Yes, very. Absolutely. That may be because of the special relationship between the artist, who has the idea, and the craftsman, who gives them the technical possibility. James once said: “No, you're also an artist.” But I see myself as a craftsman. It’s like someone making etchings and someone else printing them. You need an artistic understanding, but I have always seen myself as a tool in his hands. There has never been any friction between us. He has invited me to his home, and we have experienced all kinds of adventures together in Mexico, Switzerland and Japan. He has always been very amiable.

I have always seen myself a tool in James’s hands.

Picture: The light-flooded Station in Zug, Switzerland

Were there any key moments that shaped your continued collaboration?

Yes, several. Take the first project, for example. It was in Frankfurt at the of the Dresdener Bank Tower, as it was known then. We had two major art projects in the the building at the same time. Our client had sent me specifications in advance showing how James wanted to program and implement the projects. At the tower itself I saw that the sketch was very different from what James wanted. So I said to James: “I’ll make it work for you, but I won’t be able to do it today because this is something I haven’t prepared for.” I stayed up all night completely reprogramming the software so that the lighting control system worked the next morning just as James had envisioned. That seems to have impressed him. In any case, we received the next order shortly afterwards. That was for the fantastic Skyspace in Japan. James’s first ever LED Skyspace.

I heard you once absconded together...

Yes, that did happen. The first time we had the opportunity to spend a lot of time with each other was on the “Zug Station” project. At the opening party with congratulatory speeches and lots of invited guests and sponsors, I went out to look at our handiwork in peace. I was sitting on a bench admiring the artwork when a few minutes later James came and sat down beside me also to take a little time to look at it. Then he said: “Shall we go and eat something?” So we went. Somewhere completely different. Sometime later we returned to the party. On such occasions, we talked a lot about our outlook on life, family and other personal matters. So yes, he’s definitely approachable.
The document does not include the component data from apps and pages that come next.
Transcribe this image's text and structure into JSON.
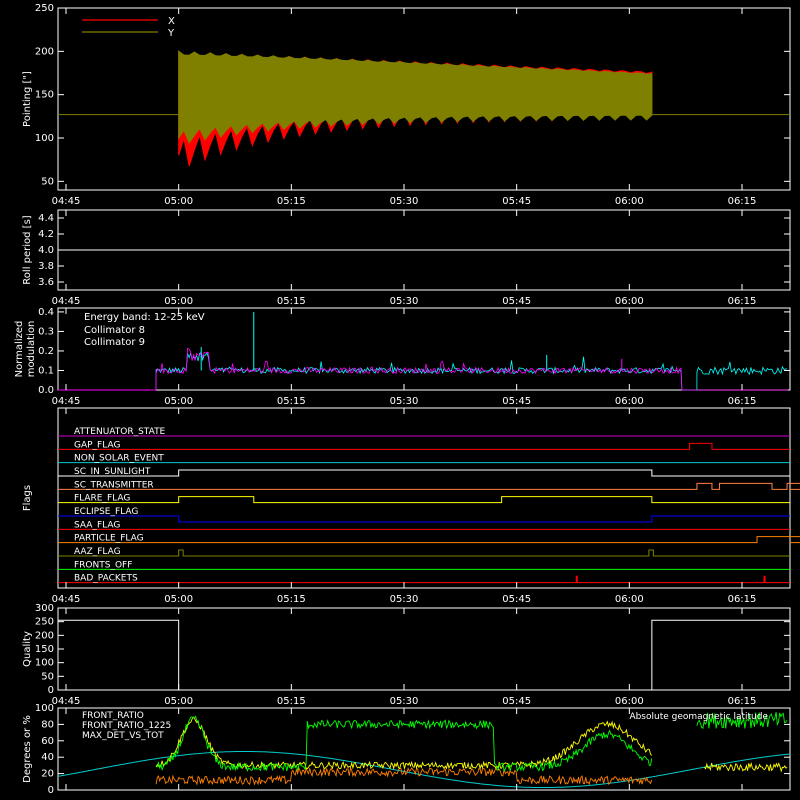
{
  "time_ticks": [
    "04:45",
    "05:00",
    "05:15",
    "05:30",
    "05:45",
    "06:00",
    "06:15"
  ],
  "chart_data": [
    {
      "type": "area",
      "ylabel": "Pointing [\"]",
      "ylim": [
        40,
        250
      ],
      "yticks": [
        50,
        100,
        150,
        200,
        250
      ],
      "series": [
        {
          "name": "X",
          "color": "#ff0000",
          "envelope_start": [
            80,
            200
          ],
          "envelope_end": [
            130,
            178
          ]
        },
        {
          "name": "Y",
          "color": "#808000",
          "envelope_start": [
            100,
            200
          ],
          "envelope_end": [
            125,
            175
          ]
        }
      ],
      "baseline": 127,
      "data_window": [
        "05:00",
        "06:03"
      ]
    },
    {
      "type": "line",
      "ylabel": "Roll period [s]",
      "ylim": [
        3.5,
        4.5
      ],
      "yticks": [
        3.6,
        3.8,
        4.0,
        4.2,
        4.4
      ],
      "value": 4.0
    },
    {
      "type": "line",
      "ylabel": "Normalized modulation",
      "ylim": [
        0,
        0.42
      ],
      "yticks": [
        0.0,
        0.1,
        0.2,
        0.3,
        0.4
      ],
      "annotation": "Energy band: 12-25 keV",
      "series": [
        {
          "name": "Collimator 8",
          "color": "#00ffff",
          "base": 0.1
        },
        {
          "name": "Collimator 9",
          "color": "#ff00ff",
          "base": 0.1
        }
      ]
    },
    {
      "type": "line",
      "ylabel": "Flags",
      "flags": [
        {
          "name": "ATTENUATOR_STATE",
          "color": "#cc00cc"
        },
        {
          "name": "GAP_FLAG",
          "color": "#ff0000"
        },
        {
          "name": "NON_SOLAR_EVENT",
          "color": "#00cccc"
        },
        {
          "name": "SC_IN_SUNLIGHT",
          "color": "#ffffff"
        },
        {
          "name": "SC_TRANSMITTER",
          "color": "#ff8040"
        },
        {
          "name": "FLARE_FLAG",
          "color": "#ffff00"
        },
        {
          "name": "ECLIPSE_FLAG",
          "color": "#0000ff"
        },
        {
          "name": "SAA_FLAG",
          "color": "#ff0000"
        },
        {
          "name": "PARTICLE_FLAG",
          "color": "#ff8000"
        },
        {
          "name": "AAZ_FLAG",
          "color": "#808000"
        },
        {
          "name": "FRONTS_OFF",
          "color": "#00ff00"
        },
        {
          "name": "BAD_PACKETS",
          "color": "#ff0000"
        }
      ]
    },
    {
      "type": "line",
      "ylabel": "Quality",
      "ylim": [
        0,
        300
      ],
      "yticks": [
        0,
        50,
        100,
        150,
        200,
        250,
        300
      ],
      "value": 255
    },
    {
      "type": "line",
      "ylabel": "Degrees or %",
      "ylim": [
        0,
        100
      ],
      "yticks": [
        0,
        20,
        40,
        60,
        80,
        100
      ],
      "series": [
        {
          "name": "FRONT_RATIO",
          "color": "#ffff00"
        },
        {
          "name": "FRONT_RATIO_1225",
          "color": "#00ff00"
        },
        {
          "name": "MAX_DET_VS_TOT",
          "color": "#ff8000"
        }
      ],
      "annotation": "Absolute geomagnetic latitude",
      "annotation_color": "#00cccc"
    }
  ]
}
If you could choose your next project with James, what would it be?

It would be another project like Aqua de Luz on Yucatan. One with different art installations each with different requirements in the same environment. I would love to do that. And I'd love to develop a James-Turrell-car with an Automotive OEM.